Having a feeling of coldness in your fingers and toes is perfectly normal during a colder season. However, sometimes this sensation could be a warning of a disease known as Raynaud’s disease. Why are the fingers and toes affected by this disease and how to know you might be at risk?
Raynaud’s phenomenon often occurs on its own, said Versus Arthritis.
The charity added: “This is called primary Raynaud’s phenomenon.
“Primary Raynaud’s is a fairly common condition.

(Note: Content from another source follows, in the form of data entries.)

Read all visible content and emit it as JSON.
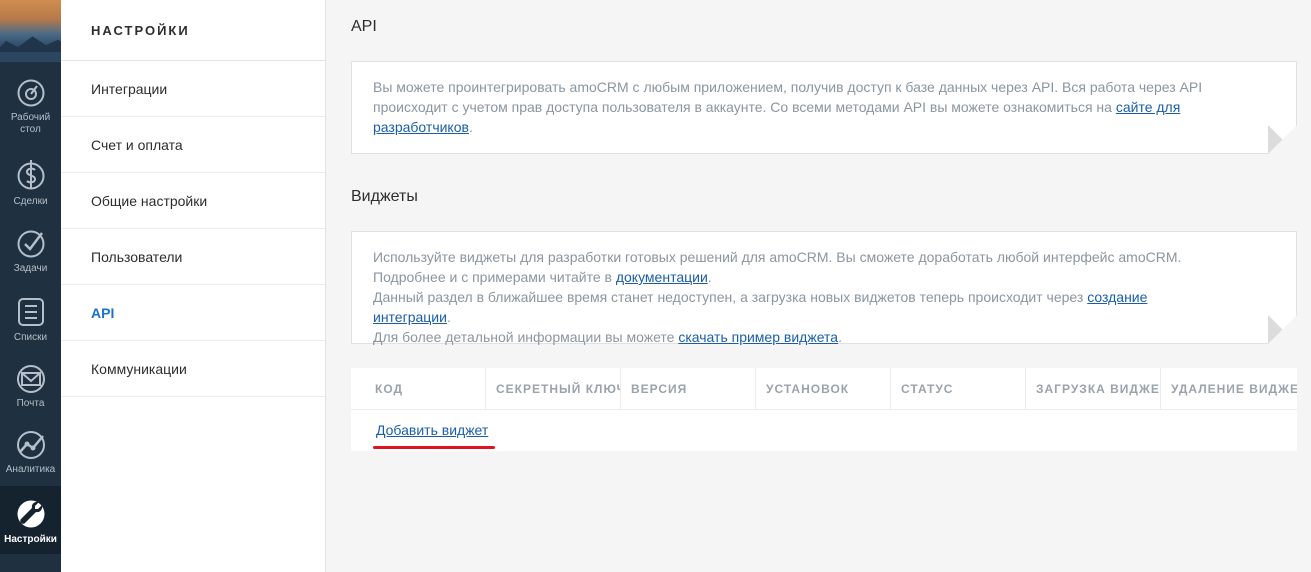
{
  "nav": {
    "items": [
      {
        "label": "Рабочий стол",
        "icon": "dashboard-icon"
      },
      {
        "label": "Сделки",
        "icon": "dollar-icon"
      },
      {
        "label": "Задачи",
        "icon": "check-icon"
      },
      {
        "label": "Списки",
        "icon": "list-icon"
      },
      {
        "label": "Почта",
        "icon": "mail-icon"
      },
      {
        "label": "Аналитика",
        "icon": "analytics-icon"
      },
      {
        "label": "Настройки",
        "icon": "wrench-icon"
      }
    ]
  },
  "sidebar": {
    "title": "НАСТРОЙКИ",
    "items": [
      {
        "label": "Интеграции"
      },
      {
        "label": "Счет и оплата"
      },
      {
        "label": "Общие настройки"
      },
      {
        "label": "Пользователи"
      },
      {
        "label": "API"
      },
      {
        "label": "Коммуникации"
      }
    ]
  },
  "api": {
    "title": "API",
    "text": "Вы можете проинтегрировать amoCRM с любым приложением, получив доступ к базе данных через API. Вся работа через API происходит с учетом прав доступа пользователя в аккаунте. Со всеми методами API вы можете ознакомиться на ",
    "link": "сайте для разработчиков",
    "tail": "."
  },
  "widgets": {
    "title": "Виджеты",
    "line1": "Используйте виджеты для разработки готовых решений для amoCRM. Вы сможете доработать любой интерфейс amoCRM. Подробнее и с примерами читайте в ",
    "line1_link": "документации",
    "line1_tail": ".",
    "line2": "Данный раздел в ближайшее время станет недоступен, а загрузка новых виджетов теперь происходит через ",
    "line2_link": "создание интеграции",
    "line2_tail": ".",
    "line3": "Для более детальной информации вы можете ",
    "line3_link": "скачать пример виджета",
    "line3_tail": "."
  },
  "table": {
    "columns": [
      "Код",
      "Секретный ключ",
      "Версия",
      "Установок",
      "Статус",
      "Загрузка виджета",
      "Удаление виджета"
    ],
    "add_label": "Добавить виджет"
  },
  "colors": {
    "nav_bg": "#1f3040",
    "accent": "#1a73c7",
    "link": "#1a5ea8",
    "highlight": "#e0141e"
  }
}
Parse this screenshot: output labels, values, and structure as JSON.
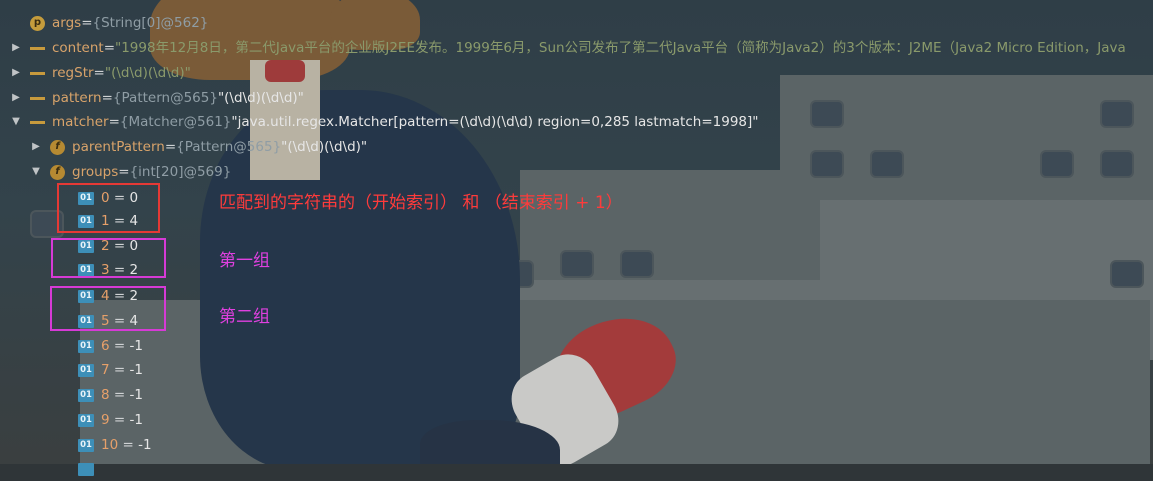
{
  "variables": [
    {
      "name": "args",
      "eq": " = ",
      "type": "{String[0]@562}",
      "value": ""
    },
    {
      "name": "content",
      "eq": " = ",
      "type": "",
      "value": "\"1998年12月8日，第二代Java平台的企业版J2EE发布。1999年6月，Sun公司发布了第二代Java平台（简称为Java2）的3个版本：J2ME（Java2 Micro Edition，Java"
    },
    {
      "name": "regStr",
      "eq": " = ",
      "type": "",
      "value": "\"(\\d\\d)(\\d\\d)\""
    },
    {
      "name": "pattern",
      "eq": " = ",
      "type": "{Pattern@565} ",
      "value": "\"(\\d\\d)(\\d\\d)\""
    },
    {
      "name": "matcher",
      "eq": " = ",
      "type": "{Matcher@561} ",
      "value": "\"java.util.regex.Matcher[pattern=(\\d\\d)(\\d\\d) region=0,285 lastmatch=1998]\""
    },
    {
      "name": "parentPattern",
      "eq": " = ",
      "type": "{Pattern@565} ",
      "value": "\"(\\d\\d)(\\d\\d)\""
    },
    {
      "name": "groups",
      "eq": " = ",
      "type": "{int[20]@569}",
      "value": ""
    }
  ],
  "groups": [
    {
      "index": "0",
      "value": "0"
    },
    {
      "index": "1",
      "value": "4"
    },
    {
      "index": "2",
      "value": "0"
    },
    {
      "index": "3",
      "value": "2"
    },
    {
      "index": "4",
      "value": "2"
    },
    {
      "index": "5",
      "value": "4"
    },
    {
      "index": "6",
      "value": "-1"
    },
    {
      "index": "7",
      "value": "-1"
    },
    {
      "index": "8",
      "value": "-1"
    },
    {
      "index": "9",
      "value": "-1"
    },
    {
      "index": "10",
      "value": "-1"
    }
  ],
  "icons": {
    "param": "p",
    "field": "f",
    "array_element": "01",
    "list": "list-icon"
  },
  "annotations": {
    "match_range": "匹配到的字符串的（开始索引）  和  （结束索引 + 1）",
    "group1": "第一组",
    "group2": "第二组"
  },
  "colors": {
    "red_box": "#e53935",
    "magenta_box": "#d63ad6",
    "name": "#d8a36a",
    "array_icon": "#3d8fb8"
  }
}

It affects more women than men.
“Most people with primary Raynaud’s won’t go on to develop any further problems.
“Raynaud’s can also be linked with other conditions, such as scleroderma, and less commonly lupus.
“When this happens, it’s called secondary Raynaud’s phenomenon.
“Primary Raynaud’s phenomenon usually affects young women and teenage girls, but men, babies, children and older people can also be affected. It sometimes runs in families.”